2) Soak maesaengi in just enough water to cover the maesaengi, and get rid of any sediment. Rinse it two to three times and then drain out water.

3) Clean oysters in salt water and then quickly rinse again in regular water. Drain out water.

4) Add 2 tbsp of soup soy sauce, a pinch of salt, 1 tsp of minced garlic, 1 tsp of sliced green onions to broth. Start to boil broth. Once the broth starts boiling add the following ingredients in the following order ― oysters, maesaengi, tofu, green onion and bean sprouts. Continue to boil a little bit more, then turn off the burner.

■ Tot Muchim Recipe


-200 g tot

-2 tbsp gochujang (red pepper paste)

-2 tsp doenjang (soybean paste)

-2 tbsp vinegar

-1 tbsp sugar

-1 tbsp red pepper powder

-1 tsp finely ground ginger

-2 tsp finely minced garlic

-1 tsp chopped Chungyang red pepper

-Small amount of chopped onion

-1 tsp chopped green onion

-2 tsp sesame seed oil


1) Blanch tot in boiling water then rinse in cold water and chop.

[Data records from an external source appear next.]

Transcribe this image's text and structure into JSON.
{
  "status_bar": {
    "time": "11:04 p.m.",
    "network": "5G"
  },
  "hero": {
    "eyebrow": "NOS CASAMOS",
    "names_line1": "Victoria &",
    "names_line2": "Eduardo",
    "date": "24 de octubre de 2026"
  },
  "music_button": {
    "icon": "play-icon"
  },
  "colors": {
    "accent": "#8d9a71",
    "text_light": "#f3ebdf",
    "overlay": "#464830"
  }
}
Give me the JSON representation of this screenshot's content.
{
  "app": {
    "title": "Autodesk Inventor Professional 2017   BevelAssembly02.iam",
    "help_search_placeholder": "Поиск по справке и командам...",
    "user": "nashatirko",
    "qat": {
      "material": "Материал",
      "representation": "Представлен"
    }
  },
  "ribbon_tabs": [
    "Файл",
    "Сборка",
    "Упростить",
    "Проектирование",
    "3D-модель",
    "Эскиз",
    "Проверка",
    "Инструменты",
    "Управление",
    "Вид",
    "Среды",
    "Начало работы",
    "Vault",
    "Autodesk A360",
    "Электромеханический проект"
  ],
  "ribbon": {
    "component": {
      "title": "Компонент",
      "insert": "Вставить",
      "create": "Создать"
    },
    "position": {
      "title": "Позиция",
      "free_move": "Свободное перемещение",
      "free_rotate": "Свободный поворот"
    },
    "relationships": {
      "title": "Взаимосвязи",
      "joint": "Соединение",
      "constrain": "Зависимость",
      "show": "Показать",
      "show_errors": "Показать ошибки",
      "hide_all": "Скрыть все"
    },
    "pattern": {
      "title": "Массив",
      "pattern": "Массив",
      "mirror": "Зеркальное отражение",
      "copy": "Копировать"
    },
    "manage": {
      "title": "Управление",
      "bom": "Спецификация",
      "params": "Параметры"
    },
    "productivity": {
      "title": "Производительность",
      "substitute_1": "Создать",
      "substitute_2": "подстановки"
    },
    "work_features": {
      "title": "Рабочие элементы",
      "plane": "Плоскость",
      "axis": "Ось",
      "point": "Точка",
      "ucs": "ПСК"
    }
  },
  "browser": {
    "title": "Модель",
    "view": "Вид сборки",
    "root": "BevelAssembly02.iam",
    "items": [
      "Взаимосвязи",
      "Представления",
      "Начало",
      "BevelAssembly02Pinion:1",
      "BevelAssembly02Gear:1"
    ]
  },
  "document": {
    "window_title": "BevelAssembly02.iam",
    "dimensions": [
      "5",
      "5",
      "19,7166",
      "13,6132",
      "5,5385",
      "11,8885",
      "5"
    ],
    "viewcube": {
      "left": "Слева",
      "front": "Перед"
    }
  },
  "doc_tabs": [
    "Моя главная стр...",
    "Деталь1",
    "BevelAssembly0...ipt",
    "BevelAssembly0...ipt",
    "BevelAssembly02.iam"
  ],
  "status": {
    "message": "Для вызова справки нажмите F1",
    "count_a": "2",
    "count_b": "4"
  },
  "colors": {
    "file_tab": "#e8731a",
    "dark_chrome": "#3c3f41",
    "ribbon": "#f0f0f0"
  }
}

2) Combine gochujang, doenjang, vinegar, sugar, red pepper powder, grated ginger, finely chopped garlic, chopped Chungyang red pepper, chopped green onion, a little chopped onion and mix with tot. Add two tsp of sesame seed oil and mix.

By Jean Oh (